━━ Information provided

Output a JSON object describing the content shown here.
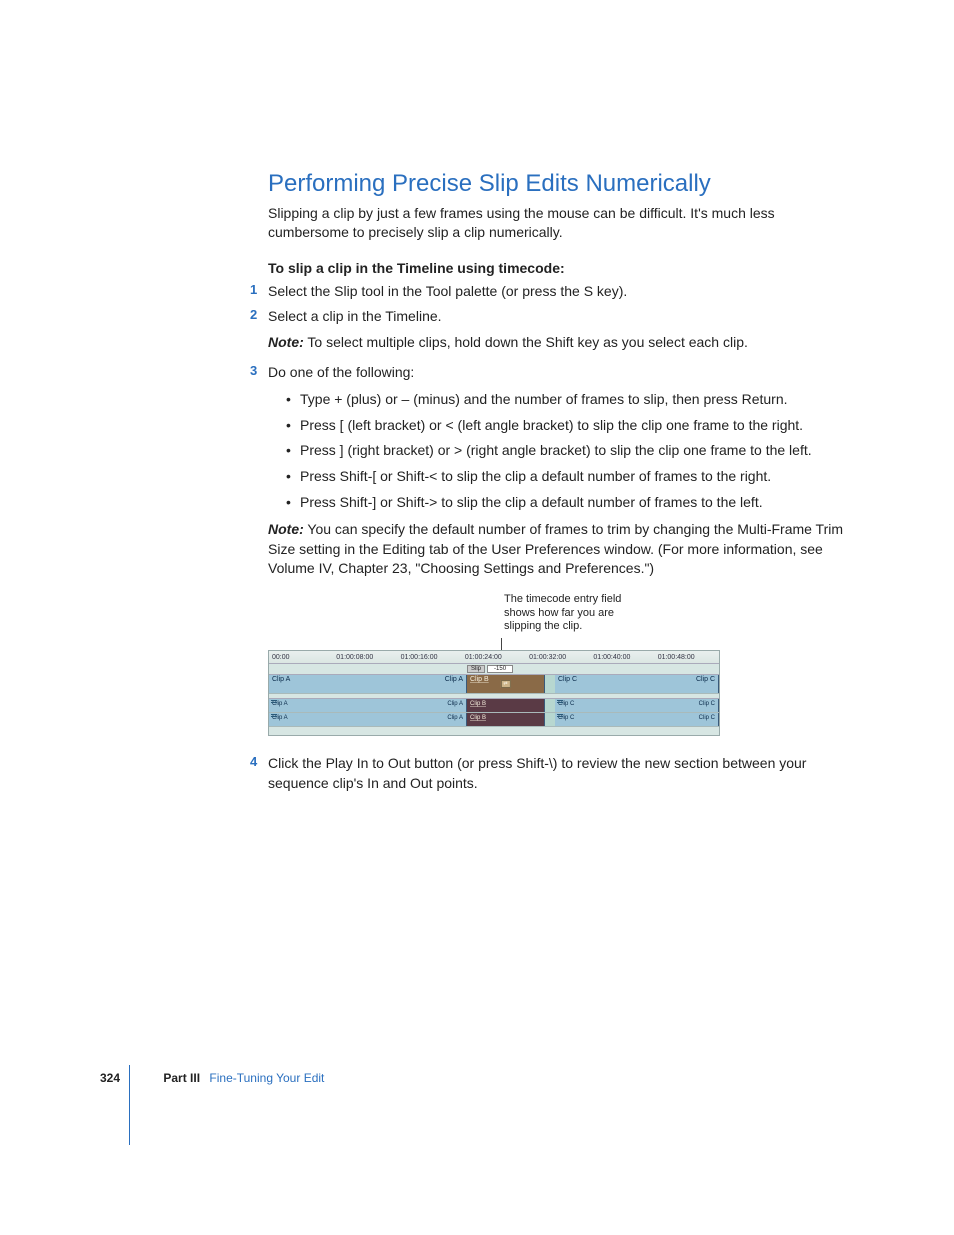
{
  "heading": "Performing Precise Slip Edits Numerically",
  "intro": "Slipping a clip by just a few frames using the mouse can be difficult. It's much less cumbersome to precisely slip a clip numerically.",
  "subhead": "To slip a clip in the Timeline using timecode:",
  "steps": {
    "s1": {
      "num": "1",
      "text": "Select the Slip tool in the Tool palette (or press the S key)."
    },
    "s2": {
      "num": "2",
      "text": "Select a clip in the Timeline."
    },
    "s2note_label": "Note:",
    "s2note": " To select multiple clips, hold down the Shift key as you select each clip.",
    "s3": {
      "num": "3",
      "text": "Do one of the following:"
    },
    "bullets": {
      "b1": "Type + (plus) or – (minus) and the number of frames to slip, then press Return.",
      "b2": "Press [ (left bracket) or < (left angle bracket) to slip the clip one frame to the right.",
      "b3": "Press ] (right bracket) or > (right angle bracket) to slip the clip one frame to the left.",
      "b4": "Press Shift-[ or Shift-< to slip the clip a default number of frames to the right.",
      "b5": "Press Shift-] or Shift-> to slip the clip a default number of frames to the left."
    },
    "s3note_label": "Note:",
    "s3note": " You can specify the default number of frames to trim by changing the Multi-Frame Trim Size setting in the Editing tab of the User Preferences window. (For more information, see Volume IV, Chapter 23, \"Choosing Settings and Preferences.\")",
    "s4": {
      "num": "4",
      "text": "Click the Play In to Out button (or press Shift-\\) to review the new section between your sequence clip's In and Out points."
    }
  },
  "figure": {
    "callout": "The timecode entry field shows how far you are slipping the clip.",
    "ruler": [
      "00:00",
      "01:00:08:00",
      "01:00:16:00",
      "01:00:24:00",
      "01:00:32:00",
      "01:00:40:00",
      "01:00:48:00"
    ],
    "slip_label": "Slip",
    "slip_value": "-150",
    "clipA": "Clip A",
    "clipB": "Clip B",
    "clipC": "Clip C"
  },
  "footer": {
    "page": "324",
    "part": "Part III",
    "section": "Fine-Tuning Your Edit"
  }
}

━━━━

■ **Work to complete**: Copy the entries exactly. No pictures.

■ **Solution to this exercise**:
Output a JSON object describing the content shown here.
{
  "heading": "Performing Precise Slip Edits Numerically",
  "intro": "Slipping a clip by just a few frames using the mouse can be difficult. It's much less cumbersome to precisely slip a clip numerically.",
  "subhead": "To slip a clip in the Timeline using timecode:",
  "steps": {
    "s1": {
      "num": "1",
      "text": "Select the Slip tool in the Tool palette (or press the S key)."
    },
    "s2": {
      "num": "2",
      "text": "Select a clip in the Timeline."
    },
    "s2note_label": "Note:",
    "s2note": " To select multiple clips, hold down the Shift key as you select each clip.",
    "s3": {
      "num": "3",
      "text": "Do one of the following:"
    },
    "bullets": {
      "b1": "Type + (plus) or – (minus) and the number of frames to slip, then press Return.",
      "b2": "Press [ (left bracket) or < (left angle bracket) to slip the clip one frame to the right.",
      "b3": "Press ] (right bracket) or > (right angle bracket) to slip the clip one frame to the left.",
      "b4": "Press Shift-[ or Shift-< to slip the clip a default number of frames to the right.",
      "b5": "Press Shift-] or Shift-> to slip the clip a default number of frames to the left."
    },
    "s3note_label": "Note:",
    "s3note": " You can specify the default number of frames to trim by changing the Multi-Frame Trim Size setting in the Editing tab of the User Preferences window. (For more information, see Volume IV, Chapter 23, \"Choosing Settings and Preferences.\")",
    "s4": {
      "num": "4",
      "text": "Click the Play In to Out button (or press Shift-\\) to review the new section between your sequence clip's In and Out points."
    }
  },
  "figure": {
    "callout": "The timecode entry field shows how far you are slipping the clip.",
    "ruler": [
      "00:00",
      "01:00:08:00",
      "01:00:16:00",
      "01:00:24:00",
      "01:00:32:00",
      "01:00:40:00",
      "01:00:48:00"
    ],
    "slip_label": "Slip",
    "slip_value": "-150",
    "clipA": "Clip A",
    "clipB": "Clip B",
    "clipC": "Clip C"
  },
  "footer": {
    "page": "324",
    "part": "Part III",
    "section": "Fine-Tuning Your Edit"
  }
}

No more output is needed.